Topics included: * drive-away cars * Grateful Dead shows * Punk rock fanzines / Gilman st SF * Various locations in Tottori / Kyushu & ohenrosan dori in Shikoku * Lafcadio Hearn’s great great grandson playing piano * poets including: Gary Synder, Nanao Sakaki, Kenneth Rexroth * macro demographic changes in Japan * visa run options * shipping containers * south of France / German rheinphlatz * Smoke Blanchard / Uchida Bob * Singapore lady & drs * coffee in Japan (then & now), craft beers, wagyu beef burgers, tacos * riding the ‘Hound & ‘Trak * life in Kyoto / inland sea islands to explore / villages / not-Tokyo-Japan * others things to be recalled at some point… this was all in a short afternoon in which we rode streetcars
Japan can be intimidating, even for seasoned travellers. You arrive to massive sticker shock, tiny octopi in soup, and 30 kinds of hot canned coffee (which all taste moreorless the same) in ubiquitous vending machines.
Japan is a long country with 80% mountains – covering several climates, from frosty Hokkaido in the north, to tropical Kyushu giving adventurous folks much opportunity to head to the outer provinces for exploration of the heady scenery of this varied archipelago. With some planning, politeness and persistence, combined with a little zen, you can find big adventures.

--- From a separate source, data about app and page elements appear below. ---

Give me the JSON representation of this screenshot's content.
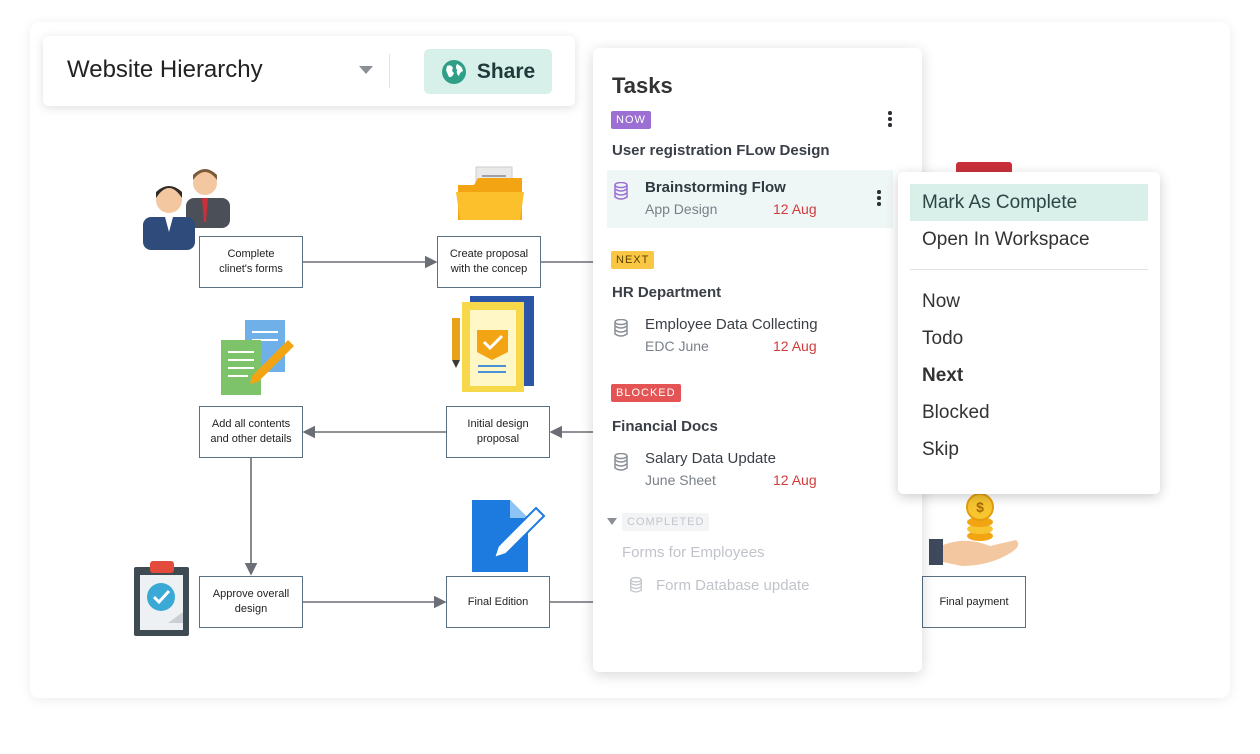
{
  "header": {
    "title": "Website Hierarchy",
    "share_label": "Share"
  },
  "diagram": {
    "nodes": {
      "complete_forms": "Complete\nclinet's forms",
      "create_proposal": "Create proposal\nwith the concep",
      "add_contents": "Add all contents\nand other details",
      "initial_design": "Initial design\nproposal",
      "approve_design": "Approve overall\ndesign",
      "final_edition": "Final Edition",
      "final_payment": "Final  payment"
    }
  },
  "tasks_panel": {
    "title": "Tasks",
    "groups": [
      {
        "badge": "NOW",
        "title": "User registration FLow Design",
        "tasks": [
          {
            "name": "Brainstorming Flow",
            "sub": "App Design",
            "date": "12 Aug"
          }
        ]
      },
      {
        "badge": "NEXT",
        "title": "HR Department",
        "tasks": [
          {
            "name": "Employee Data Collecting",
            "sub": "EDC June",
            "date": "12 Aug"
          }
        ]
      },
      {
        "badge": "BLOCKED",
        "title": "Financial Docs",
        "tasks": [
          {
            "name": "Salary Data Update",
            "sub": "June Sheet",
            "date": "12 Aug"
          }
        ]
      }
    ],
    "completed": {
      "badge": "COMPLETED",
      "title": "Forms for Employees",
      "task": "Form Database update"
    }
  },
  "context_menu": {
    "items": [
      "Mark As Complete",
      "Open In Workspace"
    ],
    "statuses": [
      "Now",
      "Todo",
      "Next",
      "Blocked",
      "Skip"
    ]
  },
  "colors": {
    "accent": "#d9efea",
    "now": "#9b6fd3",
    "next": "#f9c744",
    "blocked": "#e45454",
    "date": "#d23b3b"
  }
}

Indeed, it is easy to get lost in the big cities of Tokyo and Osaka – crowded with skyscrapers and twisted alleys, piled high with screaming neon clubs pumping techno, reggae or karaoke and shops piled with futuristic technological gadgets that won’t make it to North America for another decade – but, far away from the expensive hotels and talking toilets of the huge Pacific metropolis, you may find yourself soaking in alpine hot springs on a starry night, drinking sake with strangers crammed into a mountain hut after a backcountry dinner of rice, seaweed, miso and green tea.